DATASET RECORDS —
##########
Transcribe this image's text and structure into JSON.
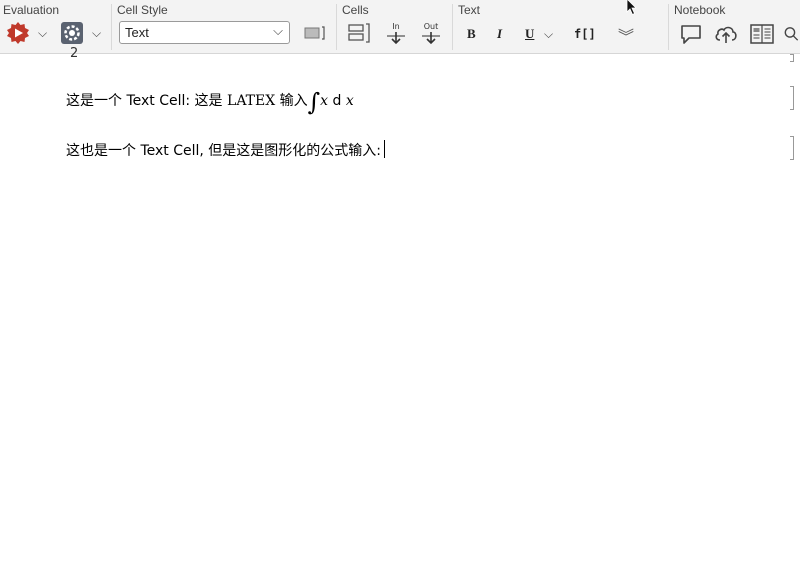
{
  "toolbar": {
    "groups": {
      "evaluation": "Evaluation",
      "cell_style": "Cell Style",
      "cells": "Cells",
      "text": "Text",
      "notebook": "Notebook"
    },
    "cell_style_value": "Text",
    "cells_in_label": "In",
    "cells_out_label": "Out",
    "text_bold": "B",
    "text_italic": "I",
    "text_underline": "U",
    "text_func": "f[]",
    "accent_color": "#c0392b"
  },
  "document": {
    "top_fragment": "2",
    "cell1": {
      "prefix": "这是一个 Text Cell: 这是",
      "latex_label": "LATEX",
      "middle": "输入",
      "integral": "∫",
      "var1": "x",
      "d": "d",
      "var2": "x"
    },
    "cell2": {
      "text": "这也是一个 Text Cell, 但是这是图形化的公式输入:"
    }
  }
}
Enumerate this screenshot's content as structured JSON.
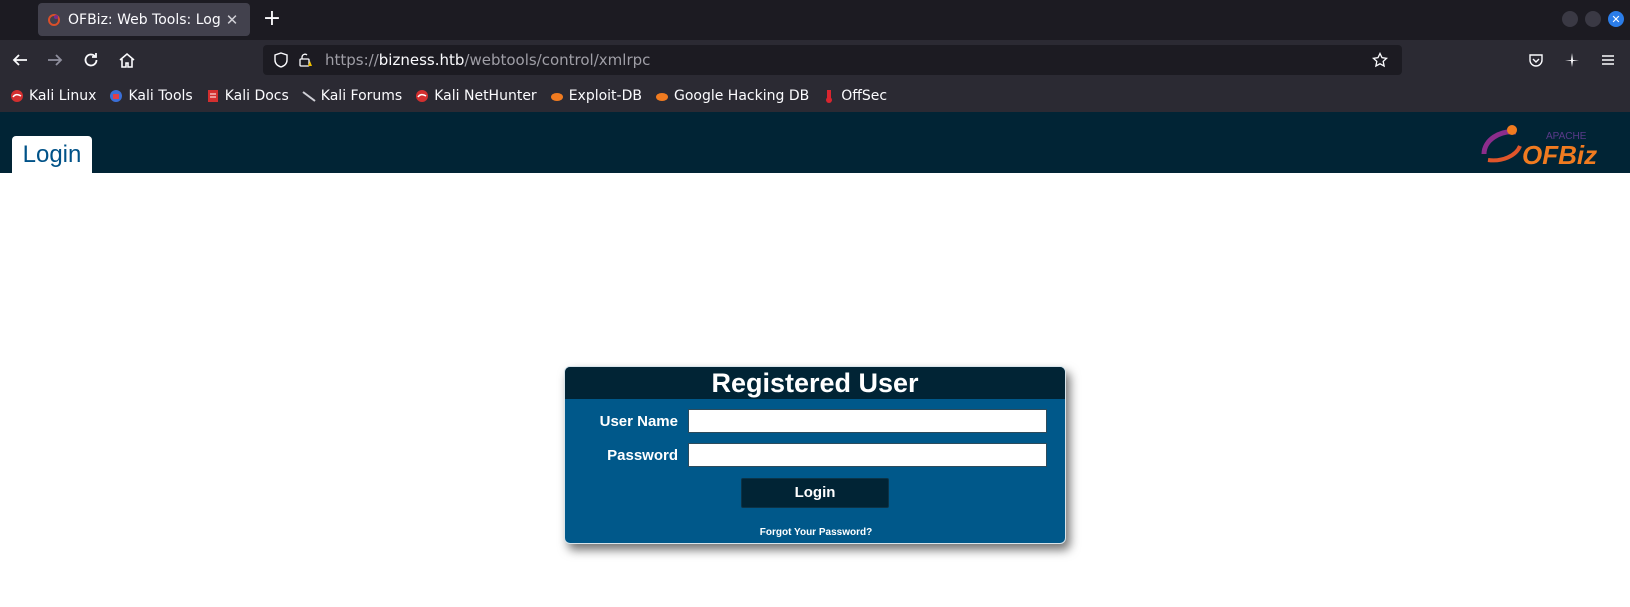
{
  "browser": {
    "tab_title": "OFBiz: Web Tools: Login",
    "url_host": "bizness.htb",
    "url_scheme": "https://",
    "url_path": "/webtools/control/xmlrpc",
    "bookmarks": [
      {
        "label": "Kali Linux",
        "icon": "kali-icon"
      },
      {
        "label": "Kali Tools",
        "icon": "kali-tools-icon"
      },
      {
        "label": "Kali Docs",
        "icon": "kali-docs-icon"
      },
      {
        "label": "Kali Forums",
        "icon": "kali-forums-icon"
      },
      {
        "label": "Kali NetHunter",
        "icon": "nethunter-icon"
      },
      {
        "label": "Exploit-DB",
        "icon": "exploit-db-icon"
      },
      {
        "label": "Google Hacking DB",
        "icon": "ghdb-icon"
      },
      {
        "label": "OffSec",
        "icon": "offsec-icon"
      }
    ]
  },
  "header": {
    "login_tab": "Login",
    "logo_small": "APACHE",
    "logo_main": "OFBiz"
  },
  "login": {
    "title": "Registered User",
    "username_label": "User Name",
    "username_value": "",
    "password_label": "Password",
    "password_value": "",
    "button_label": "Login",
    "forgot_label": "Forgot Your Password?"
  },
  "colors": {
    "header_bg": "#012435",
    "box_bg": "#00588a",
    "accent": "#005288"
  }
}
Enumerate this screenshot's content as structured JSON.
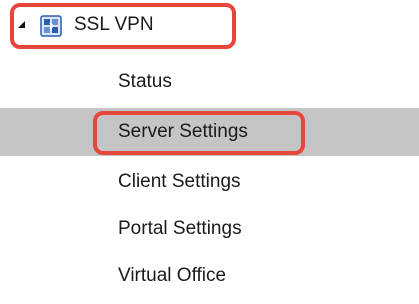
{
  "section": {
    "title": "SSL VPN",
    "expand_icon": "triangle-expanded-icon",
    "icon": "ssl-vpn-icon"
  },
  "items": [
    {
      "label": "Status"
    },
    {
      "label": "Server Settings"
    },
    {
      "label": "Client Settings"
    },
    {
      "label": "Portal Settings"
    },
    {
      "label": "Virtual Office"
    }
  ],
  "selected_item": "Server Settings",
  "colors": {
    "highlight": "#e8453c",
    "selected_background": "#c5c5c5",
    "icon_blue": "#2a5db0"
  }
}
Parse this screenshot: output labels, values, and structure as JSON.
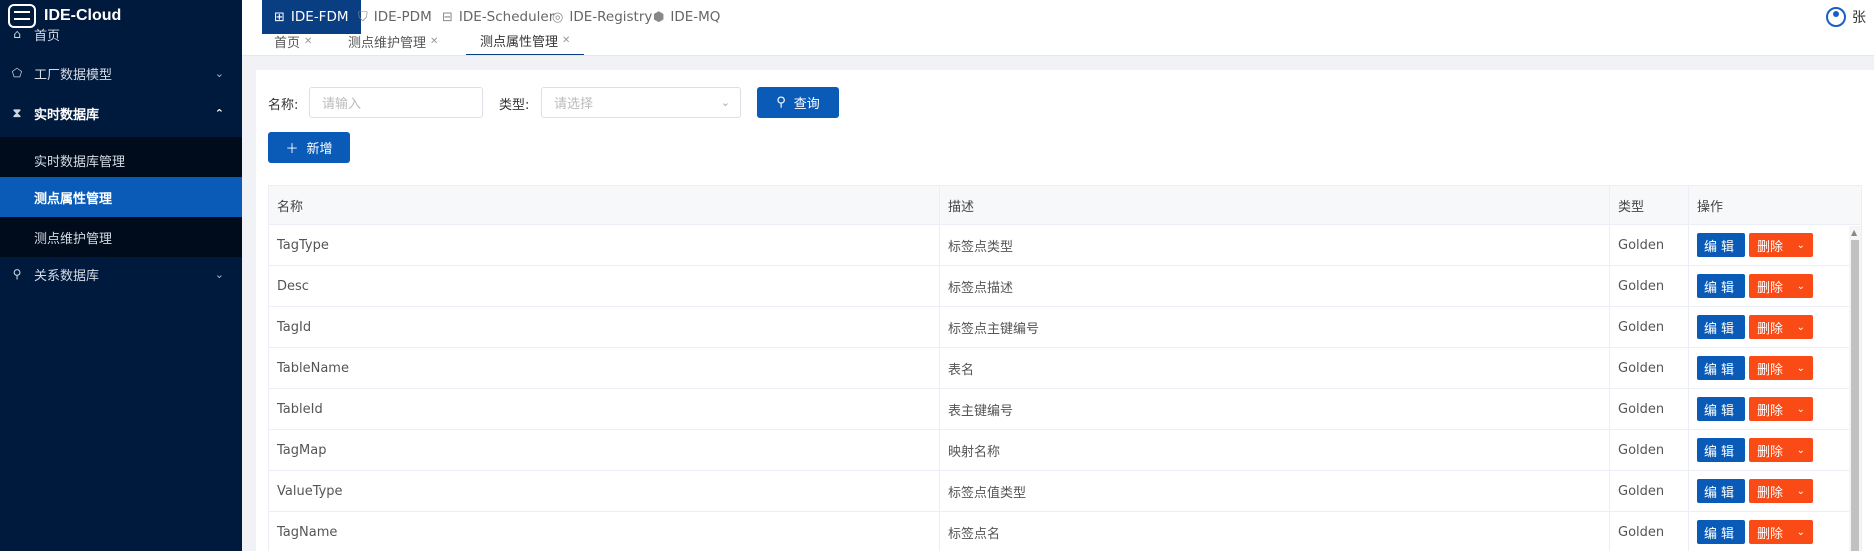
{
  "brand": {
    "name": "IDE-Cloud",
    "icon": "ide-cloud-logo"
  },
  "sidebar": {
    "home": {
      "label": "首页",
      "icon": "home-icon"
    },
    "items": [
      {
        "label": "工厂数据模型",
        "icon": "factory-icon",
        "expanded": false
      },
      {
        "label": "实时数据库",
        "icon": "hourglass-icon",
        "expanded": true
      },
      {
        "label": "关系数据库",
        "icon": "link-icon",
        "expanded": false
      }
    ],
    "subitems": [
      {
        "label": "实时数据库管理",
        "active": false
      },
      {
        "label": "测点属性管理",
        "active": true
      },
      {
        "label": "测点维护管理",
        "active": false
      }
    ]
  },
  "topbar": {
    "apps": [
      {
        "label": "IDE-FDM",
        "icon": "grid-icon",
        "active": true
      },
      {
        "label": "IDE-PDM",
        "icon": "bag-icon",
        "active": false
      },
      {
        "label": "IDE-Scheduler",
        "icon": "scheduler-icon",
        "active": false
      },
      {
        "label": "IDE-Registry",
        "icon": "registry-icon",
        "active": false
      },
      {
        "label": "IDE-MQ",
        "icon": "cube-icon",
        "active": false
      }
    ],
    "user": {
      "name": "张",
      "icon": "user-icon"
    }
  },
  "tabs": [
    {
      "label": "首页"
    },
    {
      "label": "测点维护管理"
    },
    {
      "label": "测点属性管理",
      "active": true
    }
  ],
  "filters": {
    "name_label": "名称:",
    "name_placeholder": "请输入",
    "type_label": "类型:",
    "type_placeholder": "请选择",
    "search_label": "查询",
    "add_label": "新增"
  },
  "table": {
    "columns": [
      "名称",
      "描述",
      "类型",
      "操作"
    ],
    "edit_label": "编辑",
    "delete_label": "删除",
    "rows": [
      {
        "name": "TagType",
        "desc": "标签点类型",
        "type": "Golden"
      },
      {
        "name": "Desc",
        "desc": "标签点描述",
        "type": "Golden"
      },
      {
        "name": "TagId",
        "desc": "标签点主键编号",
        "type": "Golden"
      },
      {
        "name": "TableName",
        "desc": "表名",
        "type": "Golden"
      },
      {
        "name": "TableId",
        "desc": "表主键编号",
        "type": "Golden"
      },
      {
        "name": "TagMap",
        "desc": "映射名称",
        "type": "Golden"
      },
      {
        "name": "ValueType",
        "desc": "标签点值类型",
        "type": "Golden"
      },
      {
        "name": "TagName",
        "desc": "标签点名",
        "type": "Golden"
      }
    ]
  },
  "colors": {
    "sidebar_bg": "#001a3d",
    "primary": "#0a5bb8",
    "danger": "#fa4b16",
    "active_app": "#0a3e82"
  }
}
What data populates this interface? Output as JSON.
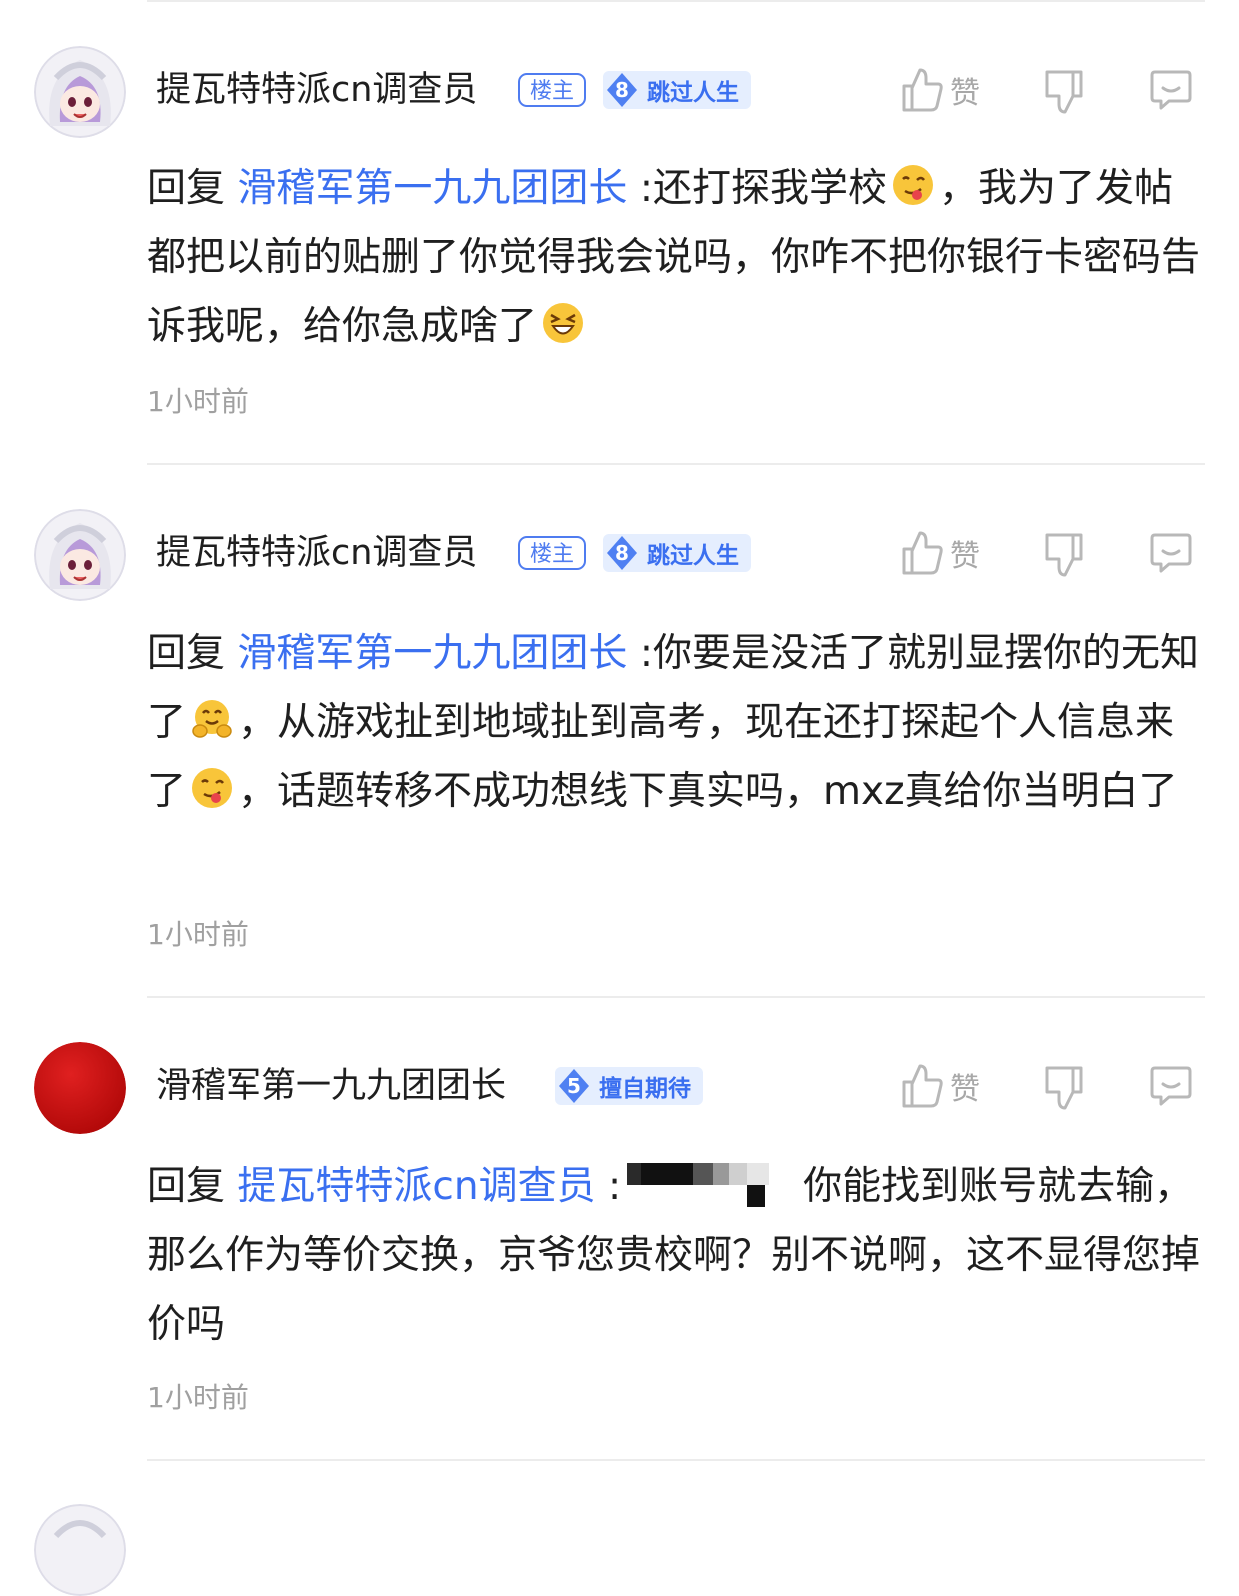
{
  "comments": [
    {
      "username": "提瓦特特派cn调查员",
      "owner_badge": "楼主",
      "level": "8",
      "level_title": "跳过人生",
      "like_label": "赞",
      "reply_prefix": "回复",
      "reply_target": "滑稽军第一九九团团长",
      "text_part1": ":还打探我学校",
      "text_part2": "，我为了发帖都把以前的贴删了你觉得我会说吗，你咋不把你银行卡密码告诉我呢，给你急成啥了",
      "time": "1小时前",
      "avatar": "anime-girl-avatar"
    },
    {
      "username": "提瓦特特派cn调查员",
      "owner_badge": "楼主",
      "level": "8",
      "level_title": "跳过人生",
      "like_label": "赞",
      "reply_prefix": "回复",
      "reply_target": "滑稽军第一九九团团长",
      "text_part1": ":你要是没活了就别显摆你的无知了",
      "text_part2": "，从游戏扯到地域扯到高考，现在还打探起个人信息来了",
      "text_part3": "，话题转移不成功想线下真实吗，mxz真给你当明白了",
      "time": "1小时前",
      "avatar": "anime-girl-avatar"
    },
    {
      "username": "滑稽军第一九九团团长",
      "level": "5",
      "level_title": "擅自期待",
      "like_label": "赞",
      "reply_prefix": "回复",
      "reply_target": "提瓦特特派cn调查员",
      "text_part1": ":",
      "text_part2": "你能找到账号就去输，那么作为等价交换，京爷您贵校啊？别不说啊，这不显得您掉价吗",
      "time": "1小时前",
      "avatar": "red-circle-avatar"
    }
  ],
  "colors": {
    "accent": "#3a6ff0",
    "level_badge_bg": "#e5eefe",
    "meta_gray": "#a0a0a0",
    "red_avatar": "#d01010"
  },
  "icons": [
    "thumbs-up-icon",
    "thumbs-down-icon",
    "comment-bubble-icon"
  ]
}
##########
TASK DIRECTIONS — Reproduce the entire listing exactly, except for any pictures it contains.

RESULT —
Transcribe this image's text and structure into JSON.
{
  "toolbar": {
    "groups": {
      "evaluation": "Evaluation",
      "cell_style": "Cell Style",
      "cells": "Cells",
      "text": "Text",
      "notebook": "Notebook"
    },
    "cell_style_value": "Text",
    "cells_in_label": "In",
    "cells_out_label": "Out",
    "text_bold": "B",
    "text_italic": "I",
    "text_underline": "U",
    "text_func": "f[]",
    "accent_color": "#c0392b"
  },
  "document": {
    "top_fragment": "2",
    "cell1": {
      "prefix": "这是一个 Text Cell: 这是",
      "latex_label": "LATEX",
      "middle": "输入",
      "integral": "∫",
      "var1": "x",
      "d": "d",
      "var2": "x"
    },
    "cell2": {
      "text": "这也是一个 Text Cell, 但是这是图形化的公式输入:"
    }
  }
}
Enumerate this screenshot's content as structured JSON.
{
  "browser": {
    "tab_title": "OFBiz: Web Tools: Login",
    "url_host": "bizness.htb",
    "url_scheme": "https://",
    "url_path": "/webtools/control/xmlrpc",
    "bookmarks": [
      {
        "label": "Kali Linux",
        "icon": "kali-icon"
      },
      {
        "label": "Kali Tools",
        "icon": "kali-tools-icon"
      },
      {
        "label": "Kali Docs",
        "icon": "kali-docs-icon"
      },
      {
        "label": "Kali Forums",
        "icon": "kali-forums-icon"
      },
      {
        "label": "Kali NetHunter",
        "icon": "nethunter-icon"
      },
      {
        "label": "Exploit-DB",
        "icon": "exploit-db-icon"
      },
      {
        "label": "Google Hacking DB",
        "icon": "ghdb-icon"
      },
      {
        "label": "OffSec",
        "icon": "offsec-icon"
      }
    ]
  },
  "header": {
    "login_tab": "Login",
    "logo_small": "APACHE",
    "logo_main": "OFBiz"
  },
  "login": {
    "title": "Registered User",
    "username_label": "User Name",
    "username_value": "",
    "password_label": "Password",
    "password_value": "",
    "button_label": "Login",
    "forgot_label": "Forgot Your Password?"
  },
  "colors": {
    "header_bg": "#012435",
    "box_bg": "#00588a",
    "accent": "#005288"
  }
}
Enumerate this screenshot's content as structured JSON.
{
  "section": {
    "title": "SSL VPN",
    "expand_icon": "triangle-expanded-icon",
    "icon": "ssl-vpn-icon"
  },
  "items": [
    {
      "label": "Status"
    },
    {
      "label": "Server Settings"
    },
    {
      "label": "Client Settings"
    },
    {
      "label": "Portal Settings"
    },
    {
      "label": "Virtual Office"
    }
  ],
  "selected_item": "Server Settings",
  "colors": {
    "highlight": "#e8453c",
    "selected_background": "#c5c5c5",
    "icon_blue": "#2a5db0"
  }
}
Parse this screenshot: output labels, values, and structure as JSON.
{
  "brand": {
    "name": "IDE-Cloud",
    "icon": "ide-cloud-logo"
  },
  "sidebar": {
    "home": {
      "label": "首页",
      "icon": "home-icon"
    },
    "items": [
      {
        "label": "工厂数据模型",
        "icon": "factory-icon",
        "expanded": false
      },
      {
        "label": "实时数据库",
        "icon": "hourglass-icon",
        "expanded": true
      },
      {
        "label": "关系数据库",
        "icon": "link-icon",
        "expanded": false
      }
    ],
    "subitems": [
      {
        "label": "实时数据库管理",
        "active": false
      },
      {
        "label": "测点属性管理",
        "active": true
      },
      {
        "label": "测点维护管理",
        "active": false
      }
    ]
  },
  "topbar": {
    "apps": [
      {
        "label": "IDE-FDM",
        "icon": "grid-icon",
        "active": true
      },
      {
        "label": "IDE-PDM",
        "icon": "bag-icon",
        "active": false
      },
      {
        "label": "IDE-Scheduler",
        "icon": "scheduler-icon",
        "active": false
      },
      {
        "label": "IDE-Registry",
        "icon": "registry-icon",
        "active": false
      },
      {
        "label": "IDE-MQ",
        "icon": "cube-icon",
        "active": false
      }
    ],
    "user": {
      "name": "张",
      "icon": "user-icon"
    }
  },
  "tabs": [
    {
      "label": "首页"
    },
    {
      "label": "测点维护管理"
    },
    {
      "label": "测点属性管理",
      "active": true
    }
  ],
  "filters": {
    "name_label": "名称:",
    "name_placeholder": "请输入",
    "type_label": "类型:",
    "type_placeholder": "请选择",
    "search_label": "查询",
    "add_label": "新增"
  },
  "table": {
    "columns": [
      "名称",
      "描述",
      "类型",
      "操作"
    ],
    "edit_label": "编辑",
    "delete_label": "删除",
    "rows": [
      {
        "name": "TagType",
        "desc": "标签点类型",
        "type": "Golden"
      },
      {
        "name": "Desc",
        "desc": "标签点描述",
        "type": "Golden"
      },
      {
        "name": "TagId",
        "desc": "标签点主键编号",
        "type": "Golden"
      },
      {
        "name": "TableName",
        "desc": "表名",
        "type": "Golden"
      },
      {
        "name": "TableId",
        "desc": "表主键编号",
        "type": "Golden"
      },
      {
        "name": "TagMap",
        "desc": "映射名称",
        "type": "Golden"
      },
      {
        "name": "ValueType",
        "desc": "标签点值类型",
        "type": "Golden"
      },
      {
        "name": "TagName",
        "desc": "标签点名",
        "type": "Golden"
      }
    ]
  },
  "colors": {
    "sidebar_bg": "#001a3d",
    "primary": "#0a5bb8",
    "danger": "#fa4b16",
    "active_app": "#0a3e82"
  }
}
What data populates this interface? Output as JSON.
{
  "comments": [
    {
      "username": "提瓦特特派cn调查员",
      "owner_badge": "楼主",
      "level": "8",
      "level_title": "跳过人生",
      "like_label": "赞",
      "reply_prefix": "回复",
      "reply_target": "滑稽军第一九九团团长",
      "text_part1": ":还打探我学校",
      "text_part2": "，我为了发帖都把以前的贴删了你觉得我会说吗，你咋不把你银行卡密码告诉我呢，给你急成啥了",
      "time": "1小时前",
      "avatar": "anime-girl-avatar"
    },
    {
      "username": "提瓦特特派cn调查员",
      "owner_badge": "楼主",
      "level": "8",
      "level_title": "跳过人生",
      "like_label": "赞",
      "reply_prefix": "回复",
      "reply_target": "滑稽军第一九九团团长",
      "text_part1": ":你要是没活了就别显摆你的无知了",
      "text_part2": "，从游戏扯到地域扯到高考，现在还打探起个人信息来了",
      "text_part3": "，话题转移不成功想线下真实吗，mxz真给你当明白了",
      "time": "1小时前",
      "avatar": "anime-girl-avatar"
    },
    {
      "username": "滑稽军第一九九团团长",
      "level": "5",
      "level_title": "擅自期待",
      "like_label": "赞",
      "reply_prefix": "回复",
      "reply_target": "提瓦特特派cn调查员",
      "text_part1": ":",
      "text_part2": "你能找到账号就去输，那么作为等价交换，京爷您贵校啊？别不说啊，这不显得您掉价吗",
      "time": "1小时前",
      "avatar": "red-circle-avatar"
    }
  ],
  "colors": {
    "accent": "#3a6ff0",
    "level_badge_bg": "#e5eefe",
    "meta_gray": "#a0a0a0",
    "red_avatar": "#d01010"
  },
  "icons": [
    "thumbs-up-icon",
    "thumbs-down-icon",
    "comment-bubble-icon"
  ]
}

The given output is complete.